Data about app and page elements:
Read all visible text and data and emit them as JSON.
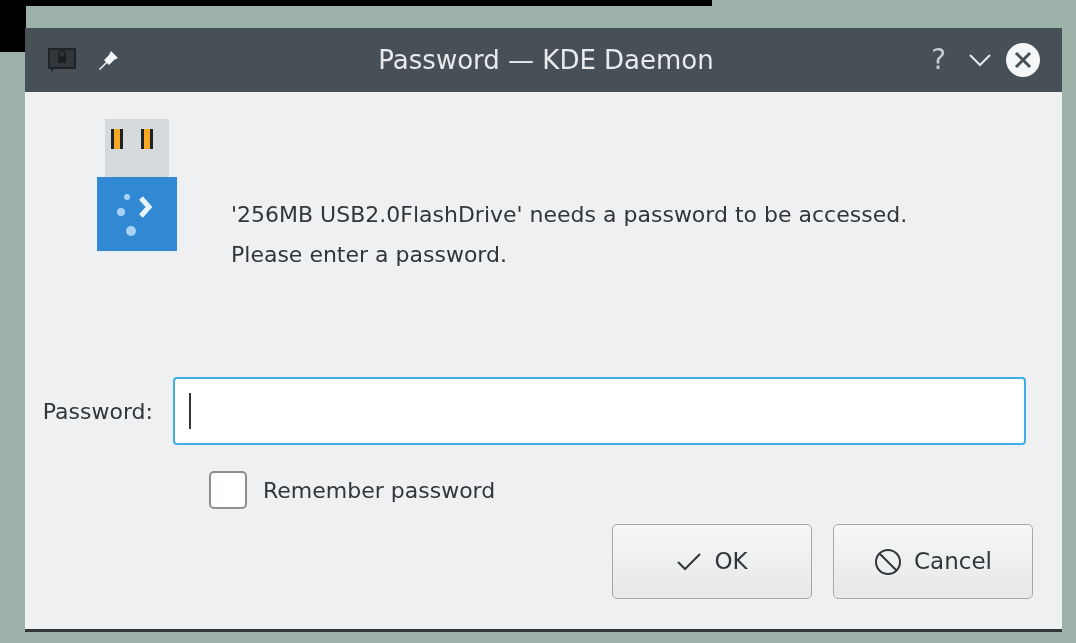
{
  "window": {
    "title": "Password — KDE Daemon",
    "help": "?"
  },
  "message": {
    "line_1": "'256MB USB2.0FlashDrive' needs a password to be accessed.",
    "line_2": "Please enter a password."
  },
  "password_field": {
    "label": "Password:",
    "focused": true
  },
  "remember": {
    "label": "Remember password",
    "checked": false
  },
  "buttons": [
    {
      "kind": "ok",
      "label": "OK"
    },
    {
      "kind": "cancel",
      "label": "Cancel"
    }
  ]
}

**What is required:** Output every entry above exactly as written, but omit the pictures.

**Exercise answer:**
Read all visible text and data and emit them as JSON.
{
  "window": {
    "title": "Password — KDE Daemon",
    "help": "?"
  },
  "message": {
    "line_1": "'256MB USB2.0FlashDrive' needs a password to be accessed.",
    "line_2": "Please enter a password."
  },
  "password_field": {
    "label": "Password:",
    "focused": true
  },
  "remember": {
    "label": "Remember password",
    "checked": false
  },
  "buttons": [
    {
      "kind": "ok",
      "label": "OK"
    },
    {
      "kind": "cancel",
      "label": "Cancel"
    }
  ]
}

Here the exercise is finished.